How many of us step into our bedrooms to be greeted by two or three leftover pieces of clothing from the day before—items that in less than 20 seconds could be hanging in our closet or dumped into a hamper?
How many of us fill our car-door pockets with McDonald’s fries containers, napkins from Subway or a favorite candy wrapper?
What if we trained ourselves to swoop our arm down from the door handle and grab that stuff each time we step out?
Simple solution, no extra time needed.
What about the files, the thank-you notes, the bills, the phone calls, the emails?
If we put them off, they occupy rent-free space in our mind and clutter our brain.
Many of them never get touched.
We need to bring back some child-like urgency and fight this smug, vainglorious disposition for the monster that it is—a major dream killer, dressed in sheep’s clothes.
“Oh, don’t worry about it. It’s not a big deal.”
A little overlook here, a forgotten detail there.
Do what you gotta do, today.
Train yourself with the little things.
They carry over into the husky ones.
When you face that crossroads again—left fork loiter, right fork act—hang a right.
You will notice two things.
First, action equals accomplishment and accomplishment feels good.
Challenging procrastination is much like riding a bike.
You push off, roll a few feet, keel over.

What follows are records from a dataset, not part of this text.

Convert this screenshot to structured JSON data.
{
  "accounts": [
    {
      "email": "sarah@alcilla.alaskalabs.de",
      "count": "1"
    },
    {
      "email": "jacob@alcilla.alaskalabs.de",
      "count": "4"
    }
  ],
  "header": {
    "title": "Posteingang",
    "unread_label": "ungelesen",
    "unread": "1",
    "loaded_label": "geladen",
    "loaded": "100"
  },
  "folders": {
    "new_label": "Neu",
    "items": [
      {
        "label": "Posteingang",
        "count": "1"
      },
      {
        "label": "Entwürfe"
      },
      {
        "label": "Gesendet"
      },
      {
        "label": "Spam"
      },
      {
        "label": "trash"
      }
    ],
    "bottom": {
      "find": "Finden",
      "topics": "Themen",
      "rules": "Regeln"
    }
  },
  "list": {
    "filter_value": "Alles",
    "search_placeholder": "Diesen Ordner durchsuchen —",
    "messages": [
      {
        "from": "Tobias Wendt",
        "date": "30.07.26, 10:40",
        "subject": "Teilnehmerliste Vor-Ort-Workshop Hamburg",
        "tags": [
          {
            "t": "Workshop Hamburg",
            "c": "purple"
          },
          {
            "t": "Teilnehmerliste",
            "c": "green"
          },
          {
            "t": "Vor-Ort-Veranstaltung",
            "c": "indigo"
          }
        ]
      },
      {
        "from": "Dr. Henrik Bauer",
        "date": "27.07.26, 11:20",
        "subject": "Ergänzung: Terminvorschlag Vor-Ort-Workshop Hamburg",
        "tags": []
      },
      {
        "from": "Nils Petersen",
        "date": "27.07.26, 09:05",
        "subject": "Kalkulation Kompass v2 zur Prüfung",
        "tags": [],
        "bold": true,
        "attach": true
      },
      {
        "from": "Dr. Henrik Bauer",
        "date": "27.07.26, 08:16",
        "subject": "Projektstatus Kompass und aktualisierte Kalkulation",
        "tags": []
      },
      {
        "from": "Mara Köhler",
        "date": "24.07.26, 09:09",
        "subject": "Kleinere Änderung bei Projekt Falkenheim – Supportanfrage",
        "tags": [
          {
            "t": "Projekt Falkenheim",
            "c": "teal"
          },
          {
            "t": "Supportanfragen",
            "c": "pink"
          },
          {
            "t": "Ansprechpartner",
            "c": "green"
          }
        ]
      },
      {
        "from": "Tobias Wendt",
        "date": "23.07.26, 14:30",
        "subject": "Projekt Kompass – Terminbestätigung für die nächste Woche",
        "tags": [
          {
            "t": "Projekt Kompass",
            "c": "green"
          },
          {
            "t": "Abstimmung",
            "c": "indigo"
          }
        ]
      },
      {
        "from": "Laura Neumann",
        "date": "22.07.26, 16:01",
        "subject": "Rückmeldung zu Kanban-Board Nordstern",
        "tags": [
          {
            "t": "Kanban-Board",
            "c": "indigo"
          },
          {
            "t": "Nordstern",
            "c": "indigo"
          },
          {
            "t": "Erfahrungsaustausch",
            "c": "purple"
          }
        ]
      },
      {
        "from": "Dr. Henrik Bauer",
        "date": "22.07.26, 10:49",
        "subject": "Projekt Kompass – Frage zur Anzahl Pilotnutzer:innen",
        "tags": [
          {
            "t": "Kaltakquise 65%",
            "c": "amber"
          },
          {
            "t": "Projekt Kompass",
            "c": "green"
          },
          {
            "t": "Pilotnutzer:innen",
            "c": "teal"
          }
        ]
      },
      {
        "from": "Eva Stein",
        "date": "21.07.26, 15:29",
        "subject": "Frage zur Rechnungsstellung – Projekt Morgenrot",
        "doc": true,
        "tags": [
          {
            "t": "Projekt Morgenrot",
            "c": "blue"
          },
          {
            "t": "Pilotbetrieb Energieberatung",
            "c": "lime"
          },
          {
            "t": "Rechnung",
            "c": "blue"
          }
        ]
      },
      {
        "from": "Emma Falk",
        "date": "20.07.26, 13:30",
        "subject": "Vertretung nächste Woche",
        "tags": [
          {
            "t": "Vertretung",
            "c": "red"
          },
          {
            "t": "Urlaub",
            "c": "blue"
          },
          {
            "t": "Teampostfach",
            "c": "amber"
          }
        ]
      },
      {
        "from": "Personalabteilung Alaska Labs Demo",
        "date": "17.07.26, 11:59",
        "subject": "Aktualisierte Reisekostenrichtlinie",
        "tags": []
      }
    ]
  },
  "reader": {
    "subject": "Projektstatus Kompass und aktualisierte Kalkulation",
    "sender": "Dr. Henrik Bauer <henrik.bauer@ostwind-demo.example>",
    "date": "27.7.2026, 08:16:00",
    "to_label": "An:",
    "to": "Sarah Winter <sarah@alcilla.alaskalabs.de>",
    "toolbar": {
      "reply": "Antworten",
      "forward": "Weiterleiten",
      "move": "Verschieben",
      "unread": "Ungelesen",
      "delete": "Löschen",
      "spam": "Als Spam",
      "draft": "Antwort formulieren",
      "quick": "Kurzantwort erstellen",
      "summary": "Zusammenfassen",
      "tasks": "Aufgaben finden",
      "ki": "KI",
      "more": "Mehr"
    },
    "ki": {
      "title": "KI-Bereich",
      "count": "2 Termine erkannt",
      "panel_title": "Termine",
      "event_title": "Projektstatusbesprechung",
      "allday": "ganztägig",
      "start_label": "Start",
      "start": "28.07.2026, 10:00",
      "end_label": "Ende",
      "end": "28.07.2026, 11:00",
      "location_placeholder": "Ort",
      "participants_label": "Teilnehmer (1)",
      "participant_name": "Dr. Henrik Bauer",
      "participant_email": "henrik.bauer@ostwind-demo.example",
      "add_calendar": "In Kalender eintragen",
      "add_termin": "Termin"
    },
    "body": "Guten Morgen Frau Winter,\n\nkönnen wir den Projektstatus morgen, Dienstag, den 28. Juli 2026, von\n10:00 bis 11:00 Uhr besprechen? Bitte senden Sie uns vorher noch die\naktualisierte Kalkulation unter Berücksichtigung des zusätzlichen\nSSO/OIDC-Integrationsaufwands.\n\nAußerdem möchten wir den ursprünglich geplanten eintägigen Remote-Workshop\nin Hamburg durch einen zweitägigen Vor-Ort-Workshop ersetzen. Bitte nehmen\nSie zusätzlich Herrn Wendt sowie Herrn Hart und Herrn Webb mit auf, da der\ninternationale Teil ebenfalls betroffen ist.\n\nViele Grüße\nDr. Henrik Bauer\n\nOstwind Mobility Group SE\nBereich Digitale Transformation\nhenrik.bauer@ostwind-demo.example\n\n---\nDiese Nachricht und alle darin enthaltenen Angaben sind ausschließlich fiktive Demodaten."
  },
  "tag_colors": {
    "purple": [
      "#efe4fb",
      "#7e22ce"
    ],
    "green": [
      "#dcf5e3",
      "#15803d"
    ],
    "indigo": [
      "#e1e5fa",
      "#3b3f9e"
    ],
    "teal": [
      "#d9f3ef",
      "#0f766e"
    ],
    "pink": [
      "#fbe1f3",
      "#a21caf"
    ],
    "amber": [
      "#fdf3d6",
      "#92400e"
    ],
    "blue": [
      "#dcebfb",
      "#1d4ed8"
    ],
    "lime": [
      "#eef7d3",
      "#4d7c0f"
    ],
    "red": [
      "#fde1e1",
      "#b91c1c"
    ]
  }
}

You pedal again, manage a tad further, fall.
Before you know it, you seldom teeter, almost never wreck.
Pick an area of your life and challenge the “tomorrow” syndrome.
Decide to take immediate charge and begin to build your urgency muscle.
Set yourself a small goal, with defined timeframes.
You’ll find that a deadline can be the ultimate inspiration.
Observe yourself, the inner smile that follows the completion of a task you would normally defer.
Feel the urgency muscle flex.
Before you know it, your dreams will drive the drivel from your mind—you’ll tap into that volcanic childhood energy.
“Boo-boo RIGHT NOW, Momma.”
That’s A View From The Ridge…
Best-selling author, Ridgely Goldsborough has written 19 books to date, 5 on emotional intelligence, and has developed a phenomenal program called CustomerConversionFormula.com that you can get absolutely free as a member of the Groove community. Also, visit Mind Types for a FREE and fun quiz that will give you a new perspective!